"One hell of a good suspense story . . . Mills's book is a spellbinder, ironic in its implications, explosively dramatic in its narrative." — The New York Times
The youngest detective on the New York City police force, Bo Lockley is eager to prove himself. Ordered to track down "the Stick," a high-rolling pimp, Bo finds himself at the center of a Times Square shootout. Worse yet, he's quickly arrested and charged with murder, becoming the scapegoat of a department all too ready to sacrifice a naïve rookie in order to conceal its own corruption.

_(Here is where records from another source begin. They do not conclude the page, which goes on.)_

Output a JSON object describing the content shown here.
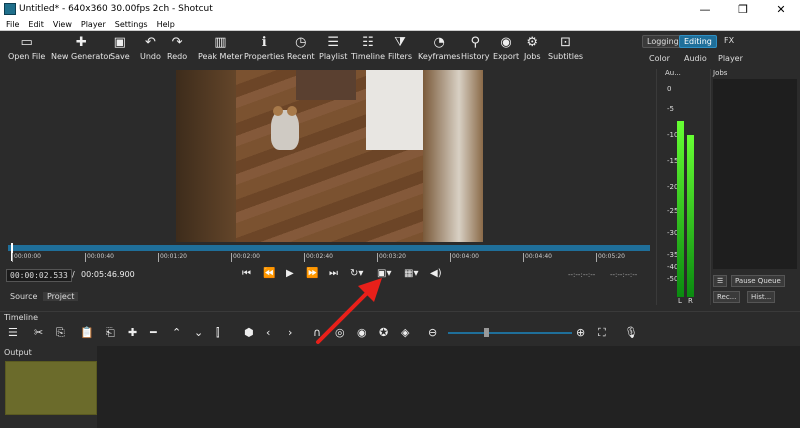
{
  "window": {
    "title": "Untitled* - 640x360 30.00fps 2ch - Shotcut",
    "minimize": "—",
    "maximize": "❐",
    "close": "✕"
  },
  "menu": [
    "File",
    "Edit",
    "View",
    "Player",
    "Settings",
    "Help"
  ],
  "toolbar": [
    {
      "label": "Open File",
      "icon": "folder-icon"
    },
    {
      "label": "New Generator",
      "icon": "generator-icon"
    },
    {
      "label": "Save",
      "icon": "save-icon"
    },
    {
      "label": "Undo",
      "icon": "undo-icon"
    },
    {
      "label": "Redo",
      "icon": "redo-icon"
    },
    {
      "label": "Peak Meter",
      "icon": "meter-icon"
    },
    {
      "label": "Properties",
      "icon": "info-icon"
    },
    {
      "label": "Recent",
      "icon": "clock-icon"
    },
    {
      "label": "Playlist",
      "icon": "playlist-icon"
    },
    {
      "label": "Timeline",
      "icon": "timeline-icon"
    },
    {
      "label": "Filters",
      "icon": "filter-icon"
    },
    {
      "label": "Keyframes",
      "icon": "stopwatch-icon"
    },
    {
      "label": "History",
      "icon": "history-icon"
    },
    {
      "label": "Export",
      "icon": "export-icon"
    },
    {
      "label": "Jobs",
      "icon": "gear-icon"
    },
    {
      "label": "Subtitles",
      "icon": "subtitles-icon"
    }
  ],
  "layouts": {
    "logging": "Logging",
    "editing": "Editing",
    "fx": "FX",
    "color": "Color",
    "audio": "Audio",
    "player": "Player"
  },
  "accent": "#1f6f9a",
  "scrubber": {
    "ticks": [
      "00:00:00",
      "00:00:40",
      "00:01:20",
      "00:02:00",
      "00:02:40",
      "00:03:20",
      "00:04:00",
      "00:04:40",
      "00:05:20"
    ]
  },
  "transport": {
    "position": "00:00:02.533",
    "separator": "/",
    "duration": "00:05:46.900",
    "in_point": "--:--:--:--",
    "out_point": "--:--:--:--"
  },
  "tabs": {
    "source": "Source",
    "project": "Project"
  },
  "audio_meter": {
    "title": "Au...",
    "scale": [
      "0",
      "-5",
      "-10",
      "-15",
      "-20",
      "-25",
      "-30",
      "-35",
      "-40",
      "-50"
    ],
    "left": "L",
    "right": "R"
  },
  "jobs": {
    "title": "Jobs",
    "pause_queue": "Pause Queue",
    "recent": "Rec...",
    "history": "Hist..."
  },
  "timeline": {
    "title": "Timeline",
    "track": "Output"
  }
}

The ensuing scandal leads to an investigation by the Internal Affairs Division that forms the basis of Report to the Commissioner. So authentic that it reads like a real-life crime investigation, this suspenseful novel recaptures the gritty atmosphere of 1970s New York in its examination of exploited idealism and self-serving ambition. Written by the author of The Panic in Needle Park, this hard-hitting bestseller inspired an acclaimed 1975 movie.
First published in 1972, this gripping reissue from Mills (The Hearing) shows the influence of Ed McBain's 87th Precinct series, but also demonstrates the author's own ability to riff on the police procedural. Told in the form of a collection of interview transcripts, police reports, and other documents, it focuses on Bo Lockley, an honest New York City cop barely out of college, who has already messed up an early assignment. His eagerness to please makes it easy for the cynical cops at the 16th squad to push him around and manipulate him, including Richard Blackstone, an officer with a history of vigilantism and a violent temper. After failing to land any arrests for a while, Lockley gets pulled into a case involving a drug dealer known as Stick. Stick's also being worked on by Pat Butler, an undercover officer, and the eventual shootout between Stick and his pursuers is still exciting, despite the reader's advance knowledge of the outcome from the preface. Though the book shows its age at times, and only Blackstone and Lockley emerge as fleshed-out characters, Mills deserves credit for this solid and original crime novel about injustice and corruption in the NYPD.